Altered metabolic activity contributes to the pathogenesis of a number of diseases, including diabetes, heart failure, cancer, fibrosis and neurodegeneration. These diseases, and organismal metabolism more generally, are only partially recapitulated by cell culture models. Accordingly, it is important to measure metabolism in vivo. Over the past century, researchers studying glucose homeostasis have developed strategies for the measurement of tissue-specific and whole-body metabolic activity (pathway fluxes). The power of these strategies has been augmented by recent advances in metabolomics technologies. Here, we review techniques for measuring metabolic fluxes in intact mammals and discuss how to analyse and interpret the results. In tandem, we describe important findings from these techniques, and suggest promising avenues for their future application. Given the broad importance of metabolism to health and disease, more widespread application of these methods holds the potential to accelerate biomedical progress.
All Science Journal Classification (ASJC) codes

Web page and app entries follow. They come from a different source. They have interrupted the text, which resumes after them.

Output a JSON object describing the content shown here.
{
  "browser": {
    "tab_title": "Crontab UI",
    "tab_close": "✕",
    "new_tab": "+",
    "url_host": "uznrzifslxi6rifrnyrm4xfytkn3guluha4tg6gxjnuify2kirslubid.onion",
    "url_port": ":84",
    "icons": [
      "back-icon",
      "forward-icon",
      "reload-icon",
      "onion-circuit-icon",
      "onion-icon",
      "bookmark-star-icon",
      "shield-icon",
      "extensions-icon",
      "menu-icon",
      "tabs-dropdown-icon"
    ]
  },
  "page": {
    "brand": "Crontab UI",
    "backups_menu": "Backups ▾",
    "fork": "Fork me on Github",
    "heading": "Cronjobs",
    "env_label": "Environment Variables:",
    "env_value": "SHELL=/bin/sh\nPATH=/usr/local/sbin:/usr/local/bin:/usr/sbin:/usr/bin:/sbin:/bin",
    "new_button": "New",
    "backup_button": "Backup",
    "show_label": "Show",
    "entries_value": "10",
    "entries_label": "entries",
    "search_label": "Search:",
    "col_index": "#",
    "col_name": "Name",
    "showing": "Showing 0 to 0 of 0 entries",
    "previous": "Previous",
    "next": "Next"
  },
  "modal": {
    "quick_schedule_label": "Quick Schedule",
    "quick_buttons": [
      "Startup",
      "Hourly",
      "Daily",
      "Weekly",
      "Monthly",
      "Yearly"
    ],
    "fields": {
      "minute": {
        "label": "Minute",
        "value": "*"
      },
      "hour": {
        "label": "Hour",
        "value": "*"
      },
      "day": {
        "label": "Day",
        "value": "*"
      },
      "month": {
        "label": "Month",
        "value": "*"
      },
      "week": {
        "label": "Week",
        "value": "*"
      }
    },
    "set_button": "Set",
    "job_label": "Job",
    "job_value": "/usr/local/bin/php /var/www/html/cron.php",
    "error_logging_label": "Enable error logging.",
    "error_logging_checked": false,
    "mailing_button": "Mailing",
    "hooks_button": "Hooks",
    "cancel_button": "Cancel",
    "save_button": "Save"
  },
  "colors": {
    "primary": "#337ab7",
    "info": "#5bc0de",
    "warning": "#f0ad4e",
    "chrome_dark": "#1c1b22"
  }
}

- Physiology (medical)
- Internal Medicine
- Endocrinology, Diabetes and Metabolism
- Cell Biology